THE TASK: Your response should consist of the data that follows, repeated in full without alteration.

[Opening DATASET RECORDS section]

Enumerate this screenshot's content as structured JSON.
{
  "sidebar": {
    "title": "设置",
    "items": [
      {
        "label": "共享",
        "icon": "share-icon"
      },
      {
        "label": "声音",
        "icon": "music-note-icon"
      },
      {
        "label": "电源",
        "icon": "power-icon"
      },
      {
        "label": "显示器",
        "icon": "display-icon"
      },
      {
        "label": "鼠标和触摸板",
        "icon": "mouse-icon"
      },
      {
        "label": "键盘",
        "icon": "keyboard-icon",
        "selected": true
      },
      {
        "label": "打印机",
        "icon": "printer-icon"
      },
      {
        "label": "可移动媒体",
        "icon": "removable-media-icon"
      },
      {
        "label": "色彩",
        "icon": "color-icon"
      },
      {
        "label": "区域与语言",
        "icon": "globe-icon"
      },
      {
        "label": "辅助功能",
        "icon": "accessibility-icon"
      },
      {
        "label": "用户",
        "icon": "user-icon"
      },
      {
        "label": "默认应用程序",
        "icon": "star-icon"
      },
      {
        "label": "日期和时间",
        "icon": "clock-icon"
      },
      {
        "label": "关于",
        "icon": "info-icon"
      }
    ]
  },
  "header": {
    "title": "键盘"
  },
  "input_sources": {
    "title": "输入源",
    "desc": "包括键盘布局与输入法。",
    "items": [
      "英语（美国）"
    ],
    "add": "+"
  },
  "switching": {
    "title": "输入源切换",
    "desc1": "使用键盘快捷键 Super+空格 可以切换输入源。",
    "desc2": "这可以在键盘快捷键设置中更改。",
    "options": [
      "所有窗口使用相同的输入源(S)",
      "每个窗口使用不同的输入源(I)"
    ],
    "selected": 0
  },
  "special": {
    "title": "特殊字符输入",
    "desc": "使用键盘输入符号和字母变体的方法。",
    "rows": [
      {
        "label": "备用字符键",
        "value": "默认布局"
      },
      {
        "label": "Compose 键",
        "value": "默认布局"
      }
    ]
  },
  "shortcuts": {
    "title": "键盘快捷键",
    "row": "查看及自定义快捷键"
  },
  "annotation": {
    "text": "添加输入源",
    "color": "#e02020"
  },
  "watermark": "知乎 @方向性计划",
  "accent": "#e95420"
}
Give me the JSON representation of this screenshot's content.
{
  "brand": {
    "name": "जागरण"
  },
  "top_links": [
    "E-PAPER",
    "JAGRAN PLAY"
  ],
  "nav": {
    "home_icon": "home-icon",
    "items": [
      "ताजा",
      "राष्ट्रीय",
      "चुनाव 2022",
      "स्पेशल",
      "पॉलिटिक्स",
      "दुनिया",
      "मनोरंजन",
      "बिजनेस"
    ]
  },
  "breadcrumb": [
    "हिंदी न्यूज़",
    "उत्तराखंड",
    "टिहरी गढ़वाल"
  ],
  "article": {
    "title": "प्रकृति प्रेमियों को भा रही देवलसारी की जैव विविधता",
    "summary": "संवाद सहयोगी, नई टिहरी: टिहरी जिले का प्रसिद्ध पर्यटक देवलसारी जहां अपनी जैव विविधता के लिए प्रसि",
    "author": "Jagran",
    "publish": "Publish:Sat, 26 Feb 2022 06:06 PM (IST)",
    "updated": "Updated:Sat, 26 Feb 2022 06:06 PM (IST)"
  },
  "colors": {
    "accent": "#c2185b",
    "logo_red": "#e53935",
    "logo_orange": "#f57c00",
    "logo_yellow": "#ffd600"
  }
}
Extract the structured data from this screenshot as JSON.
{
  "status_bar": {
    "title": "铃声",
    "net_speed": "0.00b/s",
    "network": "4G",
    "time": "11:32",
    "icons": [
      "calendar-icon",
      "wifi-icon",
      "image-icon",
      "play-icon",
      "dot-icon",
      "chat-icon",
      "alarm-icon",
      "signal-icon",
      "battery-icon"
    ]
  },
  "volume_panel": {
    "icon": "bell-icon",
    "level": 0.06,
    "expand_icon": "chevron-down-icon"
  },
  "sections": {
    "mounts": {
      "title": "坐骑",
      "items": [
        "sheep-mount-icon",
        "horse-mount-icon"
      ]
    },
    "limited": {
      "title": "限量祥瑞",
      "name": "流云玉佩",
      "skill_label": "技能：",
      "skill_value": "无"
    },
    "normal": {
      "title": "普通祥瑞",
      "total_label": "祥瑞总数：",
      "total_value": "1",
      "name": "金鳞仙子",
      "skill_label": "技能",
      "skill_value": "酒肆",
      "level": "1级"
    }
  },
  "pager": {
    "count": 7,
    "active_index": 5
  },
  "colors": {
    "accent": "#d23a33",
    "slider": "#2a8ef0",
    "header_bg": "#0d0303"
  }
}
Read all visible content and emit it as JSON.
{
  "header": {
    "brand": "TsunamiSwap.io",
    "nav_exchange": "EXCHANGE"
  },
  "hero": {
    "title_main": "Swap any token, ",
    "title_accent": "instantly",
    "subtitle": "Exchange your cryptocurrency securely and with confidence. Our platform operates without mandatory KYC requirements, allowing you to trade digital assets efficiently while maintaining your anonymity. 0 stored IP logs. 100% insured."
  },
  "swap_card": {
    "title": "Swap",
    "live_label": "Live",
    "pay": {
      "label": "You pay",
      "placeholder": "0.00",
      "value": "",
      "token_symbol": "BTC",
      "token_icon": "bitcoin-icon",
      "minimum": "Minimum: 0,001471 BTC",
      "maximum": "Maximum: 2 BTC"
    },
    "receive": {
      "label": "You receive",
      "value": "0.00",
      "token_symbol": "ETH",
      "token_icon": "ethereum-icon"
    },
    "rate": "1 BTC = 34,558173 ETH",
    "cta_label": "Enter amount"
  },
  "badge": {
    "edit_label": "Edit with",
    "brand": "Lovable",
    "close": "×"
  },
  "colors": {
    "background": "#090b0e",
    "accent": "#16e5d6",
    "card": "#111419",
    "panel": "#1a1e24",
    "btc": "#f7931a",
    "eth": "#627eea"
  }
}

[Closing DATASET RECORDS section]

WRITTEN SOLUTION:
Enumerate this screenshot's content as structured JSON.
{
  "sidebar": {
    "title": "设置",
    "items": [
      {
        "label": "共享",
        "icon": "share-icon"
      },
      {
        "label": "声音",
        "icon": "music-note-icon"
      },
      {
        "label": "电源",
        "icon": "power-icon"
      },
      {
        "label": "显示器",
        "icon": "display-icon"
      },
      {
        "label": "鼠标和触摸板",
        "icon": "mouse-icon"
      },
      {
        "label": "键盘",
        "icon": "keyboard-icon",
        "selected": true
      },
      {
        "label": "打印机",
        "icon": "printer-icon"
      },
      {
        "label": "可移动媒体",
        "icon": "removable-media-icon"
      },
      {
        "label": "色彩",
        "icon": "color-icon"
      },
      {
        "label": "区域与语言",
        "icon": "globe-icon"
      },
      {
        "label": "辅助功能",
        "icon": "accessibility-icon"
      },
      {
        "label": "用户",
        "icon": "user-icon"
      },
      {
        "label": "默认应用程序",
        "icon": "star-icon"
      },
      {
        "label": "日期和时间",
        "icon": "clock-icon"
      },
      {
        "label": "关于",
        "icon": "info-icon"
      }
    ]
  },
  "header": {
    "title": "键盘"
  },
  "input_sources": {
    "title": "输入源",
    "desc": "包括键盘布局与输入法。",
    "items": [
      "英语（美国）"
    ],
    "add": "+"
  },
  "switching": {
    "title": "输入源切换",
    "desc1": "使用键盘快捷键 Super+空格 可以切换输入源。",
    "desc2": "这可以在键盘快捷键设置中更改。",
    "options": [
      "所有窗口使用相同的输入源(S)",
      "每个窗口使用不同的输入源(I)"
    ],
    "selected": 0
  },
  "special": {
    "title": "特殊字符输入",
    "desc": "使用键盘输入符号和字母变体的方法。",
    "rows": [
      {
        "label": "备用字符键",
        "value": "默认布局"
      },
      {
        "label": "Compose 键",
        "value": "默认布局"
      }
    ]
  },
  "shortcuts": {
    "title": "键盘快捷键",
    "row": "查看及自定义快捷键"
  },
  "annotation": {
    "text": "添加输入源",
    "color": "#e02020"
  },
  "watermark": "知乎 @方向性计划",
  "accent": "#e95420"
}
Give me the JSON representation of this screenshot's content.
{
  "brand": {
    "name": "जागरण"
  },
  "top_links": [
    "E-PAPER",
    "JAGRAN PLAY"
  ],
  "nav": {
    "home_icon": "home-icon",
    "items": [
      "ताजा",
      "राष्ट्रीय",
      "चुनाव 2022",
      "स्पेशल",
      "पॉलिटिक्स",
      "दुनिया",
      "मनोरंजन",
      "बिजनेस"
    ]
  },
  "breadcrumb": [
    "हिंदी न्यूज़",
    "उत्तराखंड",
    "टिहरी गढ़वाल"
  ],
  "article": {
    "title": "प्रकृति प्रेमियों को भा रही देवलसारी की जैव विविधता",
    "summary": "संवाद सहयोगी, नई टिहरी: टिहरी जिले का प्रसिद्ध पर्यटक देवलसारी जहां अपनी जैव विविधता के लिए प्रसि",
    "author": "Jagran",
    "publish": "Publish:Sat, 26 Feb 2022 06:06 PM (IST)",
    "updated": "Updated:Sat, 26 Feb 2022 06:06 PM (IST)"
  },
  "colors": {
    "accent": "#c2185b",
    "logo_red": "#e53935",
    "logo_orange": "#f57c00",
    "logo_yellow": "#ffd600"
  }
}
Extract the structured data from this screenshot as JSON.
{
  "status_bar": {
    "title": "铃声",
    "net_speed": "0.00b/s",
    "network": "4G",
    "time": "11:32",
    "icons": [
      "calendar-icon",
      "wifi-icon",
      "image-icon",
      "play-icon",
      "dot-icon",
      "chat-icon",
      "alarm-icon",
      "signal-icon",
      "battery-icon"
    ]
  },
  "volume_panel": {
    "icon": "bell-icon",
    "level": 0.06,
    "expand_icon": "chevron-down-icon"
  },
  "sections": {
    "mounts": {
      "title": "坐骑",
      "items": [
        "sheep-mount-icon",
        "horse-mount-icon"
      ]
    },
    "limited": {
      "title": "限量祥瑞",
      "name": "流云玉佩",
      "skill_label": "技能：",
      "skill_value": "无"
    },
    "normal": {
      "title": "普通祥瑞",
      "total_label": "祥瑞总数：",
      "total_value": "1",
      "name": "金鳞仙子",
      "skill_label": "技能",
      "skill_value": "酒肆",
      "level": "1级"
    }
  },
  "pager": {
    "count": 7,
    "active_index": 5
  },
  "colors": {
    "accent": "#d23a33",
    "slider": "#2a8ef0",
    "header_bg": "#0d0303"
  }
}
Read all visible content and emit it as JSON.
{
  "header": {
    "brand": "TsunamiSwap.io",
    "nav_exchange": "EXCHANGE"
  },
  "hero": {
    "title_main": "Swap any token, ",
    "title_accent": "instantly",
    "subtitle": "Exchange your cryptocurrency securely and with confidence. Our platform operates without mandatory KYC requirements, allowing you to trade digital assets efficiently while maintaining your anonymity. 0 stored IP logs. 100% insured."
  },
  "swap_card": {
    "title": "Swap",
    "live_label": "Live",
    "pay": {
      "label": "You pay",
      "placeholder": "0.00",
      "value": "",
      "token_symbol": "BTC",
      "token_icon": "bitcoin-icon",
      "minimum": "Minimum: 0,001471 BTC",
      "maximum": "Maximum: 2 BTC"
    },
    "receive": {
      "label": "You receive",
      "value": "0.00",
      "token_symbol": "ETH",
      "token_icon": "ethereum-icon"
    },
    "rate": "1 BTC = 34,558173 ETH",
    "cta_label": "Enter amount"
  },
  "badge": {
    "edit_label": "Edit with",
    "brand": "Lovable",
    "close": "×"
  },
  "colors": {
    "background": "#090b0e",
    "accent": "#16e5d6",
    "card": "#111419",
    "panel": "#1a1e24",
    "btc": "#f7931a",
    "eth": "#627eea"
  }
}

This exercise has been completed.